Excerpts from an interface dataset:

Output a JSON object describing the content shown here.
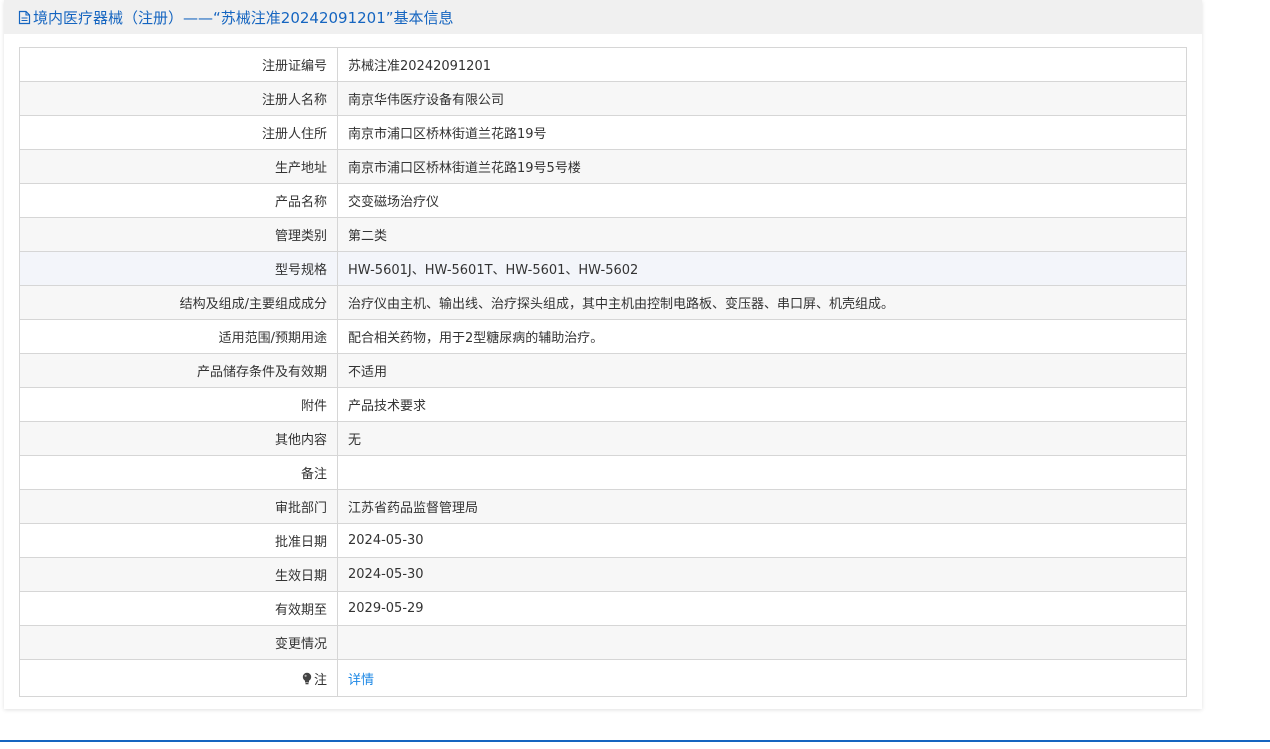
{
  "header": {
    "title": "境内医疗器械（注册）——“苏械注准20242091201”基本信息",
    "icon": "document-icon"
  },
  "rows": [
    {
      "key": "注册证编号",
      "value": "苏械注准20242091201"
    },
    {
      "key": "注册人名称",
      "value": "南京华伟医疗设备有限公司"
    },
    {
      "key": "注册人住所",
      "value": "南京市浦口区桥林街道兰花路19号"
    },
    {
      "key": "生产地址",
      "value": "南京市浦口区桥林街道兰花路19号5号楼"
    },
    {
      "key": "产品名称",
      "value": "交变磁场治疗仪"
    },
    {
      "key": "管理类别",
      "value": "第二类"
    },
    {
      "key": "型号规格",
      "value": "HW-5601J、HW-5601T、HW-5601、HW-5602"
    },
    {
      "key": "结构及组成/主要组成成分",
      "value": "治疗仪由主机、输出线、治疗探头组成，其中主机由控制电路板、变压器、串口屏、机壳组成。"
    },
    {
      "key": "适用范围/预期用途",
      "value": "配合相关药物，用于2型糖尿病的辅助治疗。"
    },
    {
      "key": "产品储存条件及有效期",
      "value": "不适用"
    },
    {
      "key": "附件",
      "value": "产品技术要求"
    },
    {
      "key": "其他内容",
      "value": "无"
    },
    {
      "key": "备注",
      "value": ""
    },
    {
      "key": "审批部门",
      "value": "江苏省药品监督管理局"
    },
    {
      "key": "批准日期",
      "value": "2024-05-30"
    },
    {
      "key": "生效日期",
      "value": "2024-05-30"
    },
    {
      "key": "有效期至",
      "value": "2029-05-29"
    },
    {
      "key": "变更情况",
      "value": ""
    }
  ],
  "note": {
    "icon": "lightbulb-icon",
    "label": "注",
    "link_text": "详情"
  },
  "colors": {
    "accent": "#1565c0",
    "link": "#1e88e5",
    "border": "#d6d6d6"
  }
}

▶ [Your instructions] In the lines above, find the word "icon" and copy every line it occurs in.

▶ [Answer]
    "icon": "document-icon"
    "icon": "lightbulb-icon",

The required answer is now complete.